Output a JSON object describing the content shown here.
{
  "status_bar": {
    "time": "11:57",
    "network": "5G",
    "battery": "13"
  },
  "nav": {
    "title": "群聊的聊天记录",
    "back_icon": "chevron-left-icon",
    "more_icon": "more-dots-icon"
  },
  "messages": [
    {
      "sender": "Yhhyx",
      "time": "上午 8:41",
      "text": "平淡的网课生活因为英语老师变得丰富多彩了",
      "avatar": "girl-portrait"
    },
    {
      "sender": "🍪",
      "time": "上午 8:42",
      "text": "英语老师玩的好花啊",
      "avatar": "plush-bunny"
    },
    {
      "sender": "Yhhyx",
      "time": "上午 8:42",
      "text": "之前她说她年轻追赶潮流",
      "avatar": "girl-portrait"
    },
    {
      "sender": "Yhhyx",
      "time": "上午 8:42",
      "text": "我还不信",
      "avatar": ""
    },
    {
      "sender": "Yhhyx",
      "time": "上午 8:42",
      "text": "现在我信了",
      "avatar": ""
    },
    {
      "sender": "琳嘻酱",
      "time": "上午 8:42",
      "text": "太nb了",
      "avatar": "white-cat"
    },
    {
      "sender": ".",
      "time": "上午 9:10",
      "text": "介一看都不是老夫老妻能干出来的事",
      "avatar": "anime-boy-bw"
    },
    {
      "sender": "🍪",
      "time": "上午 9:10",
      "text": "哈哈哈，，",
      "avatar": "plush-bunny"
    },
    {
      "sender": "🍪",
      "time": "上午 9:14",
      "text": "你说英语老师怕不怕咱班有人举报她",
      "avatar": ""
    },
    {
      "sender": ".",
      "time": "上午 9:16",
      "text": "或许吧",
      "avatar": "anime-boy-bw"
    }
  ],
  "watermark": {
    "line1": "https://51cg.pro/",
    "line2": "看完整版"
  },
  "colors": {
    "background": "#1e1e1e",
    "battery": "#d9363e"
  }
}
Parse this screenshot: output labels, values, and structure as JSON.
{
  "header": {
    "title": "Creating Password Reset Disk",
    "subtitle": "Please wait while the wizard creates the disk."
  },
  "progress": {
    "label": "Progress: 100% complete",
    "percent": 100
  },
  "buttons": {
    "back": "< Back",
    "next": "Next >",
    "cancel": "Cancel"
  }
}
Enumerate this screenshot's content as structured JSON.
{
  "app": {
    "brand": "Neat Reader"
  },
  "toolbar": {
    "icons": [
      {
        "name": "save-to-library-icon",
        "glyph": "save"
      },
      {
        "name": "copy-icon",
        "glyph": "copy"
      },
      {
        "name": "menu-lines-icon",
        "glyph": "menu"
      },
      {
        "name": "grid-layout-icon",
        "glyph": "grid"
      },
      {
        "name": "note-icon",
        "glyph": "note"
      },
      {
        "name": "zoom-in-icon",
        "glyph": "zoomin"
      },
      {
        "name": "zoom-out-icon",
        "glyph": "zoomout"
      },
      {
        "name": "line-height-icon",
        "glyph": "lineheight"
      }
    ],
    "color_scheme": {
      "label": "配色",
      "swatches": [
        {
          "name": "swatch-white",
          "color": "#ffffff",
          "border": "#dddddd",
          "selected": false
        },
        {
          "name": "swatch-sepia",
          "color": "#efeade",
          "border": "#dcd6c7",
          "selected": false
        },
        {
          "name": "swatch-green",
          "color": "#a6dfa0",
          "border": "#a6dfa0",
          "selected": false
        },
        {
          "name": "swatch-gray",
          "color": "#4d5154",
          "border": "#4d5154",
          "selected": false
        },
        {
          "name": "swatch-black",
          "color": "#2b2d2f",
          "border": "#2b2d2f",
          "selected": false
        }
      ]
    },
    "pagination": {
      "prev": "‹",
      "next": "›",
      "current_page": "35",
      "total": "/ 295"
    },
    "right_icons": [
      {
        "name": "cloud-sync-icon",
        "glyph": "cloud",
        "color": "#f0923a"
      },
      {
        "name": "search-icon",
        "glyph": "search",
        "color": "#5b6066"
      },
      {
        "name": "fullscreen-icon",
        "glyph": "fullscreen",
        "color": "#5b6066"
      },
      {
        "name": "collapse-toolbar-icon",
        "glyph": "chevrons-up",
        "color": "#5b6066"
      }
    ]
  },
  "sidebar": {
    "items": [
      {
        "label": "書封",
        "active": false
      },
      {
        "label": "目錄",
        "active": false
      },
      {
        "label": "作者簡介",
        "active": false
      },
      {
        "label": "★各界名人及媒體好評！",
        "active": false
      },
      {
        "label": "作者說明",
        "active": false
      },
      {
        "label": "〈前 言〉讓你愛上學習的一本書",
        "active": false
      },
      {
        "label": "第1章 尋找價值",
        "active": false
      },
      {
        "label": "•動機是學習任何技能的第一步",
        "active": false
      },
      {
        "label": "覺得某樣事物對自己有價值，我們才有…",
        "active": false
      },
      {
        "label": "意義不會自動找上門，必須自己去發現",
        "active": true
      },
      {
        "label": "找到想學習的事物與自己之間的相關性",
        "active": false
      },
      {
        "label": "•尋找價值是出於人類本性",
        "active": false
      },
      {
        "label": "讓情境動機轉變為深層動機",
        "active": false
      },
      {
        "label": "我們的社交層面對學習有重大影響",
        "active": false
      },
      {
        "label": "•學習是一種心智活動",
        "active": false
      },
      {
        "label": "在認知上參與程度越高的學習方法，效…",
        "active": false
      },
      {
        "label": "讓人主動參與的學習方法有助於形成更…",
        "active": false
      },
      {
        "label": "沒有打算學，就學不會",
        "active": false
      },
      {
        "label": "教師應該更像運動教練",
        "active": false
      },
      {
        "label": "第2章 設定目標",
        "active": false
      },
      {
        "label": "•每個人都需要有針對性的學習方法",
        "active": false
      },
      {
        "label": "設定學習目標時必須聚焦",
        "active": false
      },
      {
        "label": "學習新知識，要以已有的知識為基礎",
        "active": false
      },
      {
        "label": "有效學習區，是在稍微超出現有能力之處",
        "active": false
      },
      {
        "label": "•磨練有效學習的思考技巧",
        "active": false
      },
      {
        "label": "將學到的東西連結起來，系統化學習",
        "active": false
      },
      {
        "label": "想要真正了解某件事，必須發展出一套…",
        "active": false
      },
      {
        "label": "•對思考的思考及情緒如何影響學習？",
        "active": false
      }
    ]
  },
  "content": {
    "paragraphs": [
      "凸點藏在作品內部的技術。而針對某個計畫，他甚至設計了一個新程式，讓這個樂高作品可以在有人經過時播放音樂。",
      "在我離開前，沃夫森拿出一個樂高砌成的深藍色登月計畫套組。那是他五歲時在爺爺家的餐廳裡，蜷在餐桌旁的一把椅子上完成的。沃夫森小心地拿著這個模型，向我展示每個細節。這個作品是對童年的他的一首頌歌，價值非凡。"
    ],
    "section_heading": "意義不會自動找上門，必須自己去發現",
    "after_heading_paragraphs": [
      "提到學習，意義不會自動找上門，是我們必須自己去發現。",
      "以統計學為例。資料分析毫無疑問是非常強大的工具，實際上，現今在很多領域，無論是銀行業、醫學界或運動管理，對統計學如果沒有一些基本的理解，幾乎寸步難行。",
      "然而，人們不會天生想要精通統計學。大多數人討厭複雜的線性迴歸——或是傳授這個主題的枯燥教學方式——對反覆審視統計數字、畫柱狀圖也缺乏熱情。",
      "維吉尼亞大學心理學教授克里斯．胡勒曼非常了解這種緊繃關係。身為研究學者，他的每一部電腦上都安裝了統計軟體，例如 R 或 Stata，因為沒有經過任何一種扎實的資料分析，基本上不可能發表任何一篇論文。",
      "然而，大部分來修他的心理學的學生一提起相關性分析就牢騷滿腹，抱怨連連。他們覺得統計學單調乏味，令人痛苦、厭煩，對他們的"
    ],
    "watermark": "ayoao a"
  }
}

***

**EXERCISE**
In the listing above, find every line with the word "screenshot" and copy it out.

**WRITTEN ANSWER**
Parse this screenshot: output labels, values, and structure as JSON.
Enumerate this screenshot's content as structured JSON.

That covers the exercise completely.